“There are not that many Labour Leavers left, because an awful lot of them already went over to the Tories in the 2017 election,” said Rob Ford, a professor of politics at Manchester university. “The majority of Labour voters are Remainers, even in Leave seats. If Labour loses Hartlepool, it will likely be because Labour Remainers change their vote to the Liberal Democrats.”
However, the threat of a Brexit party victory seems to be focusing minds inside the local Remain camp. Pamela Braham, a volunteer in a local charity shop, said she is both a committed Remainer and a loyal Liberal Democrat. “I am a member of the Lib Dems but in Hartlepool it is a really difficult.
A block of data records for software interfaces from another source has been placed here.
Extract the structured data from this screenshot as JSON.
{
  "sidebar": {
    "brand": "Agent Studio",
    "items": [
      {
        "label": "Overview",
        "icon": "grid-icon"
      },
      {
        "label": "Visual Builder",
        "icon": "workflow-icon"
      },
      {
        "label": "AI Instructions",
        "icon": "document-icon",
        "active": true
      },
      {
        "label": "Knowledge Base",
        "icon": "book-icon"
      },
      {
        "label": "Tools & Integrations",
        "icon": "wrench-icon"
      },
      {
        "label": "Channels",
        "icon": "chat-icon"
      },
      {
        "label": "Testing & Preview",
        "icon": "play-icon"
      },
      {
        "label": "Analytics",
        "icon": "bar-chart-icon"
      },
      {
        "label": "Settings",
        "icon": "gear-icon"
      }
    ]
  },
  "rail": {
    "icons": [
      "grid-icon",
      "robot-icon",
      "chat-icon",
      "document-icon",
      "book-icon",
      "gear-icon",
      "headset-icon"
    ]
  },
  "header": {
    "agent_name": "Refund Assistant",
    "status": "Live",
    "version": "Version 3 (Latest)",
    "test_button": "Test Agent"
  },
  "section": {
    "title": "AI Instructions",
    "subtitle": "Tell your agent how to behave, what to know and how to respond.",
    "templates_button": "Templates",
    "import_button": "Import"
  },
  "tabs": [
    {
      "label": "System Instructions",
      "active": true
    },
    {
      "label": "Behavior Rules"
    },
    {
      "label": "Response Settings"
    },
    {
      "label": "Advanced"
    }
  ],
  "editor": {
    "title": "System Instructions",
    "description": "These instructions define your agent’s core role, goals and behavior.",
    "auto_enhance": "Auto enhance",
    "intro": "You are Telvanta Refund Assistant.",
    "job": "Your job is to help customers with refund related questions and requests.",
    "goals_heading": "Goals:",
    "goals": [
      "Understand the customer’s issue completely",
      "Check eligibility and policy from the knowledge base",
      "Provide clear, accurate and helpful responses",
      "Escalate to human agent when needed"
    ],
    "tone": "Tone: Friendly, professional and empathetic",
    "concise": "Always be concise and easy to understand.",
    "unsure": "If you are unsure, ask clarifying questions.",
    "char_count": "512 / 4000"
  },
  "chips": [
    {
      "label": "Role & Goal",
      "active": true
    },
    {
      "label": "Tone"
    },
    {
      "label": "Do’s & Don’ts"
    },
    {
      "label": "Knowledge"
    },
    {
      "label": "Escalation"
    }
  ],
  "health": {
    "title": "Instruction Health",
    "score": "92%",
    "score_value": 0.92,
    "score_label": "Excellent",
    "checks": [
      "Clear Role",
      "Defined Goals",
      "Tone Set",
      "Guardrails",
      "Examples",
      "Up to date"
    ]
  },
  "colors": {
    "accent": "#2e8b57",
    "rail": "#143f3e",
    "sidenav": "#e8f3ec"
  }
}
The first-past-the-post system means I might have to vote Labour to keep the Brexit party out.”
Back at Labour’s Hartlepool office, Mr Hill was quietly hopeful that he can defend his turf. “These are rightly and proudly the Labour heartlands,” he said. “I feel confident that we are winning the argument on the doorstep.”
All photographs by Mark Pinder/FT